Local piano students entertained friends and family at an informal Coffeehouse held at The Music Studio on Colburn Avenue, Clarks Summit, Friday evening. The performers played and sang popular selections by Billy Joel, Bob Marley, Coldplay, Taylor Swift, and the Beatles as well as classical selections by Eric Satie and Martha Meier. Also on the program was an original composition by pianist Jillian Gratz. Performing were Caitlyn Dittmeier, Madeline Belknap, Gaby Puteri, Mariah Hawley, Jillian Gratz and Alyssa Termini.

May 20, 2009  Abington Journal, Nick DeLorenzo
Sharing the skills of music

CLARKS SUMMIT - Cathy Shefski has been teaching students to play piano for more than 30 years. When asked what gives her the drive and patience to mentor her many students, she offered a small smile and said, “I guess it just comes naturally.
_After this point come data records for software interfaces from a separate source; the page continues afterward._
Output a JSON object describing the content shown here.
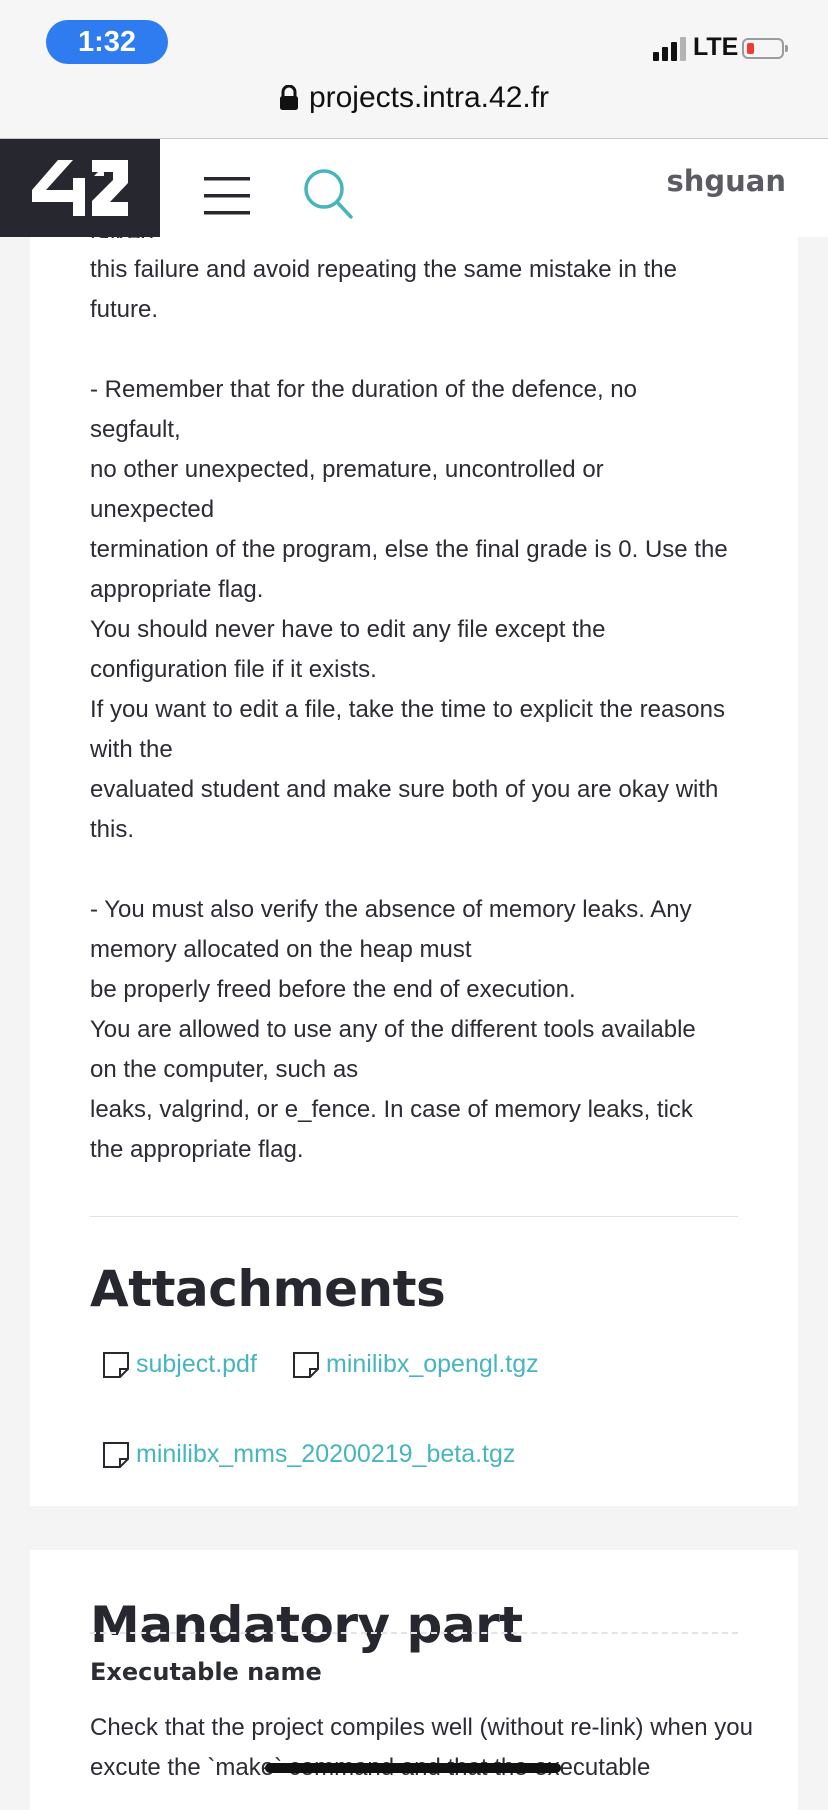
{
  "status_bar": {
    "time": "1:32",
    "network": "LTE",
    "battery_level": 0.1,
    "signal_bars_filled": 3,
    "signal_bars_total": 4
  },
  "browser": {
    "url": "projects.intra.42.fr",
    "lock_icon": "lock-icon"
  },
  "header": {
    "logo": "42",
    "menu_icon": "hamburger-icon",
    "search_icon": "search-icon",
    "username": "shguan",
    "accent_color": "#47b5bd",
    "dark_color": "#26272f"
  },
  "evaluation": {
    "cut_line": "talked",
    "text": "this failure and avoid repeating the same mistake in the\nfuture.\n\n- Remember that for the duration of the defence, no\nsegfault,\nno other unexpected, premature, uncontrolled or\nunexpected\ntermination of the program, else the final grade is 0. Use the\nappropriate flag.\nYou should never have to edit any file except the\nconfiguration file if it exists.\nIf you want to edit a file, take the time to explicit the reasons\nwith the\nevaluated student and make sure both of you are okay with\nthis.\n\n- You must also verify the absence of memory leaks. Any\nmemory allocated on the heap must\nbe properly freed before the end of execution.\nYou are allowed to use any of the different tools available\non the computer, such as\nleaks, valgrind, or e_fence. In case of memory leaks, tick\nthe appropriate flag."
  },
  "attachments": {
    "title": "Attachments",
    "files": [
      {
        "name": "subject.pdf",
        "icon": "file-icon"
      },
      {
        "name": "minilibx_opengl.tgz",
        "icon": "file-icon"
      },
      {
        "name": "minilibx_mms_20200219_beta.tgz",
        "icon": "file-icon"
      }
    ]
  },
  "mandatory": {
    "title": "Mandatory part",
    "executable_label": "Executable name",
    "executable_text": "Check that the project compiles well (without re-link) when you excute the `make` command and that the executable"
  }
}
It’s a great feeling, to give someone the means to express themselves.”

“The workshops are something unique,” Shefski said. “Most pianists don’t have the opportunity to learn from one another. People who play other instruments, like the violin, are almost always playing in groups. When I was learning, there were always other students around, and you could draw inspiration from their work, or learn from their technique.”

Shefski has now taken this methodology to its next level and is now hosting summer music camps at The Music Studio not only for the piano, but for all instruments. “The music camps allow students to more fully explore theory and techniques, as opposed to what they might gain in an hour of lessons after school,” Shefski said.
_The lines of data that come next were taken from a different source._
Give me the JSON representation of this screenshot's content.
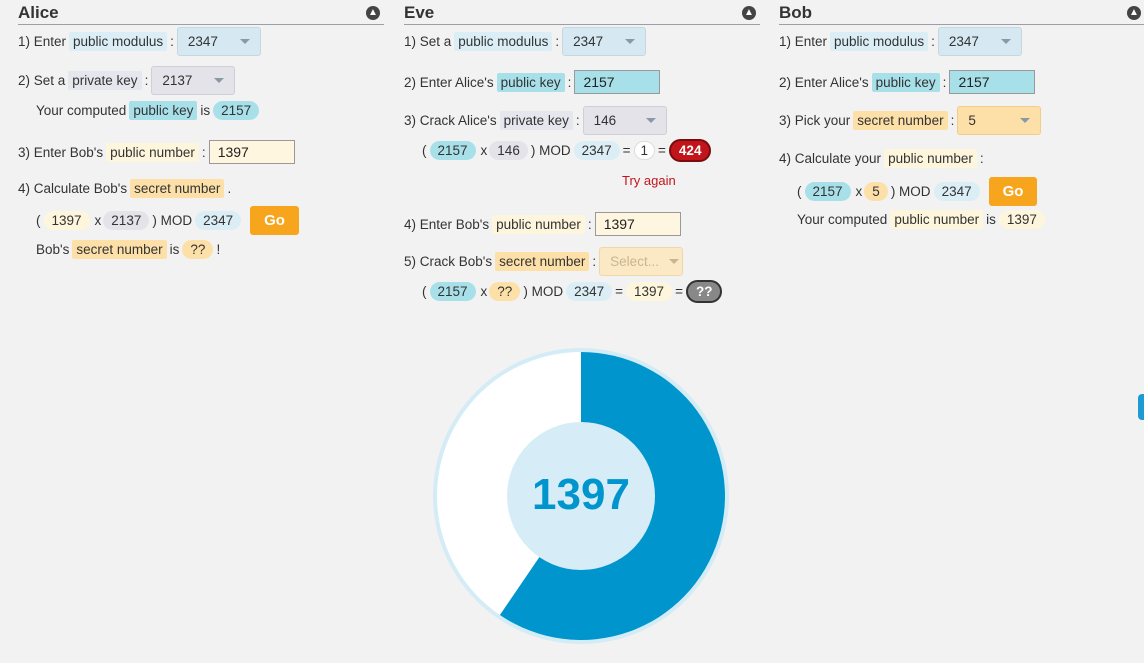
{
  "colors": {
    "pie_fill": "#0095cc",
    "pie_rest": "#ffffff",
    "go": "#f7a51c",
    "error": "#c1151b"
  },
  "alice": {
    "title": "Alice",
    "step1": {
      "prefix": "1)  Enter",
      "term": "public modulus",
      "colon": ":",
      "value": "2347"
    },
    "step2": {
      "prefix": "2) Set a",
      "term": "private key",
      "colon": ":",
      "value": "2137"
    },
    "computed": {
      "prefix": "Your computed",
      "term": "public key",
      "mid": "is",
      "value": "2157"
    },
    "step3": {
      "prefix": "3) Enter Bob's",
      "term": "public number",
      "colon": ":",
      "value": "1397"
    },
    "step4": {
      "prefix": "4) Calculate Bob's",
      "term": "secret number",
      "suffix": "."
    },
    "formula": {
      "open": "(",
      "a": "1397",
      "times": "x",
      "b": "2137",
      "mod": ") MOD",
      "m": "2347",
      "go": "Go"
    },
    "result": {
      "prefix": "Bob's",
      "term": "secret number",
      "mid": "is",
      "value": "??",
      "suffix": "!"
    }
  },
  "eve": {
    "title": "Eve",
    "step1": {
      "prefix": "1) Set a",
      "term": "public modulus",
      "colon": ":",
      "value": "2347"
    },
    "step2": {
      "prefix": "2) Enter Alice's",
      "term": "public key",
      "colon": ":",
      "value": "2157"
    },
    "step3": {
      "prefix": "3) Crack Alice's",
      "term": "private key",
      "colon": ":",
      "value": "146"
    },
    "formula1": {
      "open": "(",
      "a": "2157",
      "times": "x",
      "b": "146",
      "mod": ") MOD",
      "m": "2347",
      "eq": "=",
      "r": "1",
      "eq2": "=",
      "result": "424"
    },
    "try_again": "Try again",
    "step4": {
      "prefix": "4) Enter Bob's",
      "term": "public number",
      "colon": ":",
      "value": "1397"
    },
    "step5": {
      "prefix": "5) Crack Bob's",
      "term": "secret number",
      "colon": ":",
      "placeholder": "Select..."
    },
    "formula2": {
      "open": "(",
      "a": "2157",
      "times": "x",
      "b": "??",
      "mod": ") MOD",
      "m": "2347",
      "eq": "=",
      "r": "1397",
      "eq2": "=",
      "result": "??"
    }
  },
  "bob": {
    "title": "Bob",
    "step1": {
      "prefix": "1)  Enter",
      "term": "public modulus",
      "colon": ":",
      "value": "2347"
    },
    "step2": {
      "prefix": "2) Enter Alice's",
      "term": "public key",
      "colon": ":",
      "value": "2157"
    },
    "step3": {
      "prefix": "3) Pick your",
      "term": "secret number",
      "colon": ":",
      "value": "5"
    },
    "step4": {
      "prefix": "4) Calculate your",
      "term": "public number",
      "colon": ":"
    },
    "formula": {
      "open": "(",
      "a": "2157",
      "times": "x",
      "b": "5",
      "mod": ") MOD",
      "m": "2347",
      "go": "Go"
    },
    "computed": {
      "prefix": "Your computed",
      "term": "public number",
      "mid": "is",
      "value": "1397"
    }
  },
  "gauge": {
    "value": "1397",
    "modulus": 2347,
    "fraction": 0.5952
  }
}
The first week of the music camp, running from July 13 to 17, focuses on music theory and history and is for ages 10 and older. The second camp focuses more on technique and takes place from July 20 to July 24, also for ages 10 and older. Both camps run from 9 a.m. to 11:30 p.m. and are non-consecutive, so if someone can’t attend the first week, he or she is still welcome at the second.

Also offered are two camps which are devoted exclusively to piano. The Piano Virtuoso Camp is for pianists only and has a strong focus on technique and the more subtle aspects of the instrument, allowing musicians to more fully polish their skills and develop their abilities. The Virtuoso camp is for ages 10 and older and runs from July 27 to July 31 from 9:30 a.m. to 11:30 p.m. The second camp devoted solely to piano is “Introduction to Piano,” and takes place from August 3 to August 6. The class is for students ages 5 to 9 who are just beginning to learn or who have an affinity for the instrument. The student is not required to have a piano. This camp takes place from 9 a.m. to 11:30 a.m.

Shefski also has a small number of adult students and offers encouragement (as well as lessons) to anyone who would like to learn. “It’s never too late to learn,” she said. “Children are fast learners, of course, but it’s certainly possible to take up an instrument as an adult.”

For details, visit, e-mail or call 586-1977. The Music Studio is located at 106 Colburn Avenue in Clarks Summit.

Read the article in the Abington Journal here. Thank you, Nick!